Going forward, Russians traveling for tourism, culture, sport or business purposes, even if they hold a valid visa, will be denied entry to the four nations. In a tweet, Latvian Foreign Minister Edgars Rinkevics said he reiterated his proposal to impose an EU tourist ban for Russian citizens.
In May, the European Union tightened travel restrictions on Russian officials and businesspeople and banned all flights from Russia, leaving only rail and road links. While not sharing a border with Russia, the Czech Republic was one of the first EU countries to stop issuing visas to Russian citizens, imposing the restriction the day after Russia's February 24 invasion of Ukraine.
However, the most recent ban exempts holders of EU residence cards, family members of EU citizens, those with humanitarian cases, serving diplomats, transportation employees and Russian dissidents or long-stay national visa holders.
Andrzej Romanczuk, a Polish citizen, told The Associated Press that regions on both sides of the borders would suffer economically because border traffic drives local trade.
Bordering countries cannot stop Russians from entering their countries via another third nation, such as Finland, which despite bordering Russia, decided to keep its borders open.
"There is a loophole, and the loophole is Finland," Estonian Prime Minister Kaja Kallas told Reuters, adding that as a result, the travel restrictions are not entirely effective but still better than nothing.
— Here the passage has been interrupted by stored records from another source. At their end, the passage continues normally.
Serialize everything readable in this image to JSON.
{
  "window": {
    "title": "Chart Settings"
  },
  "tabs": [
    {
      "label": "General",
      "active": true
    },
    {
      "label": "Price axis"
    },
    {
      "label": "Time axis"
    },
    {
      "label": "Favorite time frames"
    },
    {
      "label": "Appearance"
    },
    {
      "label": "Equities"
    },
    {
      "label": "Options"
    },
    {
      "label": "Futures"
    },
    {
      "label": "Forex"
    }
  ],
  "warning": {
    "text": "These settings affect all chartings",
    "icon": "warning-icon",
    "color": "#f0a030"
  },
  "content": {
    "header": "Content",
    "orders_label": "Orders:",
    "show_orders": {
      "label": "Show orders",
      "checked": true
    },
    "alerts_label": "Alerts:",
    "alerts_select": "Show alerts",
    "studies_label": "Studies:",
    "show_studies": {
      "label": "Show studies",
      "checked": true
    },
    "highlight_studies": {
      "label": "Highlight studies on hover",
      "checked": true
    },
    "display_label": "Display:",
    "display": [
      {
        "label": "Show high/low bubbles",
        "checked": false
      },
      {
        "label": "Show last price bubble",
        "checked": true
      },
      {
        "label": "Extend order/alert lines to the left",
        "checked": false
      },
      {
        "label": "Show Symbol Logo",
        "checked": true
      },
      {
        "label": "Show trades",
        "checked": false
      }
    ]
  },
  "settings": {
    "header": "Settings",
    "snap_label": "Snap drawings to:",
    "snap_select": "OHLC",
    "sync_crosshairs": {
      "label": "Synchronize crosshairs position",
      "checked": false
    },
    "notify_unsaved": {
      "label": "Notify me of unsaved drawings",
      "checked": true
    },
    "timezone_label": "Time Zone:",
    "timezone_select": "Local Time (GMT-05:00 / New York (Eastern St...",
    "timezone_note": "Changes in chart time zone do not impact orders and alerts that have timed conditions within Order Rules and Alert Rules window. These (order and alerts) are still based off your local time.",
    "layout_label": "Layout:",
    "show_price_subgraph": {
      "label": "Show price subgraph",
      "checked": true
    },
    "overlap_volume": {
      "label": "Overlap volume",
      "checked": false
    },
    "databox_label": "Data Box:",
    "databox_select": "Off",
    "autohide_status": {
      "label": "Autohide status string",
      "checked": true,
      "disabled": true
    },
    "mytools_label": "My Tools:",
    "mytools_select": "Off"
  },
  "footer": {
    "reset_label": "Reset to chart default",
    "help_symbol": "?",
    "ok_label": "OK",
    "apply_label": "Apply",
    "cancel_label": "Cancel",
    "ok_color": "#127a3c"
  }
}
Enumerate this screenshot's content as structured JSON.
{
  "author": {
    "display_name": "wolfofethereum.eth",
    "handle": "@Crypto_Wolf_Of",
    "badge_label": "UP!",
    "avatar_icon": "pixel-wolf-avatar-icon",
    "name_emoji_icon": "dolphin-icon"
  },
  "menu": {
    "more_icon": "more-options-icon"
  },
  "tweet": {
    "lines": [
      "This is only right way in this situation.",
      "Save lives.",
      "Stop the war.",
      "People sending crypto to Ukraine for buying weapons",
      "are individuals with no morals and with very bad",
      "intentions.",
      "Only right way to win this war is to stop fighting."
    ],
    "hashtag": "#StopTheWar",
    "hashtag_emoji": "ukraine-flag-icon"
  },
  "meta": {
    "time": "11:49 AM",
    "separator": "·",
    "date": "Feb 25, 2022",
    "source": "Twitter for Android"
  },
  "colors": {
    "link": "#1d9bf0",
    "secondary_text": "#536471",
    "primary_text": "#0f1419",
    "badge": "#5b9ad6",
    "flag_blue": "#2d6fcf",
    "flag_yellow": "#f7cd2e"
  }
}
Some information for this report was provided by the Associated Press and Reuters.